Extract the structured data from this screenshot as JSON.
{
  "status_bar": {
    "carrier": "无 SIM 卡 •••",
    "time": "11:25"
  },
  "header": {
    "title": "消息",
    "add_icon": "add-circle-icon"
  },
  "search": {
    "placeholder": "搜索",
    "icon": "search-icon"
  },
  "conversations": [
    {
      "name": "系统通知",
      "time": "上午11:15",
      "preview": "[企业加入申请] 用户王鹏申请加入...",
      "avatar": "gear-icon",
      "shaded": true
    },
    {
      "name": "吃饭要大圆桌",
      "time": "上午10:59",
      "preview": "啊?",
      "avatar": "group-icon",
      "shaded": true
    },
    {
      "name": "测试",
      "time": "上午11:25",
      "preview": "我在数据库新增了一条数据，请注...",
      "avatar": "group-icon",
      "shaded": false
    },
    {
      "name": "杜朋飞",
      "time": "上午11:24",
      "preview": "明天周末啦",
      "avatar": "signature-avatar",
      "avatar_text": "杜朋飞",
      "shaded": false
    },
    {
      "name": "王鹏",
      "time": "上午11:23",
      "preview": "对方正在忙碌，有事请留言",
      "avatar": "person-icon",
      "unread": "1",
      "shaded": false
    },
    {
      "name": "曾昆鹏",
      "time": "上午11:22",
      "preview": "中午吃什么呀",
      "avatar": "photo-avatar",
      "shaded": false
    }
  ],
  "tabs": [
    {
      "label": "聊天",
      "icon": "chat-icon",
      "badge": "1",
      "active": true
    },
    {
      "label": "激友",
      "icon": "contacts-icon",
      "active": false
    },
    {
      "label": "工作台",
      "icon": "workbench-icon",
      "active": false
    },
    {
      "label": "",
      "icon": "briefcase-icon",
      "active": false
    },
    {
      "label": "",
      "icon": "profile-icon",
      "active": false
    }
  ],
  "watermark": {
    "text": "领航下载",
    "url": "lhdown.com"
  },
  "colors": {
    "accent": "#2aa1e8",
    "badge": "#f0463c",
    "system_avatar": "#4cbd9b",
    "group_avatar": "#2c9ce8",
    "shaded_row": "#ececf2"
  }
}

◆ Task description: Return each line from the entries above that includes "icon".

◆ Solution for this exercise:
    "add_icon": "add-circle-icon"
    "icon": "search-icon"
      "avatar": "gear-icon",
      "avatar": "group-icon",
      "avatar": "group-icon",
      "avatar": "person-icon",
      "icon": "chat-icon",
      "icon": "contacts-icon",
      "icon": "workbench-icon",
      "icon": "briefcase-icon",
      "icon": "profile-icon",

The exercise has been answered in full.